9. IP address parsing

I grew up pretty sure in two things: lemons are sour, and IPs consist of four groups three digits each, separated with three dots.

And then IPv6 happened. And lemons are not that sour anymore. And now I also know that parsing IPs is probably even worse than dealing with names or dates.

The familiar notation is technically the “Class C” notation. You can also write that address in “class B” notation as 192.168.36095, or in “Class A” notation as 192.11046143. What we’re doing is coalescing the final bytes of the address into either a 16-bit or a 24-bit integer field.

Though probably timezones are still the worst things to parse. Prove me wrong.

10. McDonalds Airplane
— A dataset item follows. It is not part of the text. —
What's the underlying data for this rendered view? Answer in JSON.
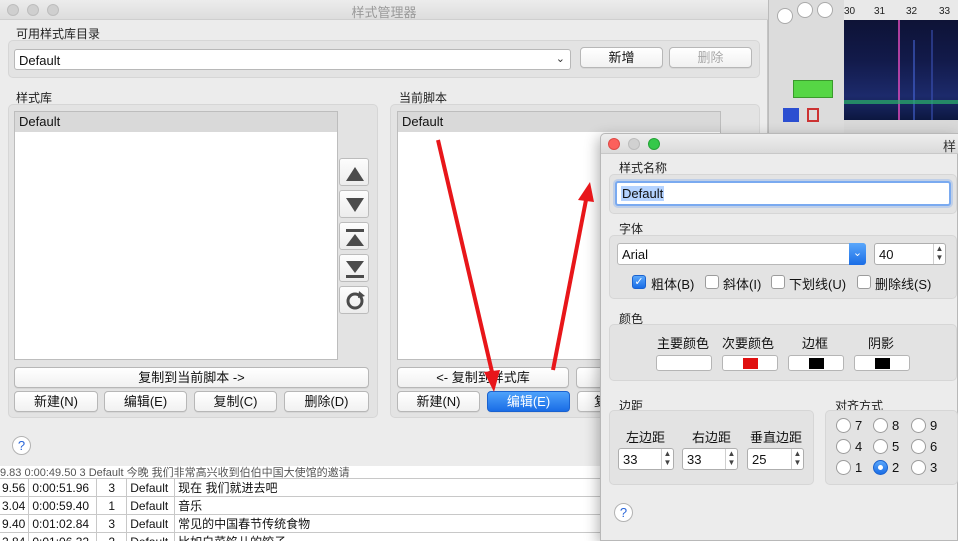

Maybe the fanciest McDonalds restaurant in the world is in New Zealand:

The plane, emblazoned with the McDonald's logo on its exterior, has sat in its current spot for over 30 years. It used to advertise a car dealership, the Aeroplane Car Company, but was purchased by McDonald's in 1990 and made part of that location.

Book of the week

Summarising the always in progress plans for the next year, here is a great quote from Steve Coogan's Easily Distracted:

Early on my comedy career, I used to think, ‘I can unite everyone in one moment, I can make everyone laugh, erego everyone likes me. I'm not going to risk that unity by upsetting anyone’.
I though pleasing all the people all the time was the way forward. It's not. This realisation was only gifted to me following a series of rude awakenings, which certainly took their toll on me at the time [...]

I got this book for as a Secret Santa present some time ago; I do re-read it every year for I find the author to be one of the greatest comics and writers alive. That's a rare trait, and the way he thinks of the world and people around (worth exploring and worth ignoring, respectively) is something I use as my Northern star whenever I write.

It's also funny how I watched Around the World in 80 Days where he played the main character in 2004, and didn't know he is also a writer for more than a decade.

Thank you and see you in a week!

If you have any questions, or want to suggest a link for the next newsletter, please drop me a message on Twitter or reply to this email.

Cheers! 🍸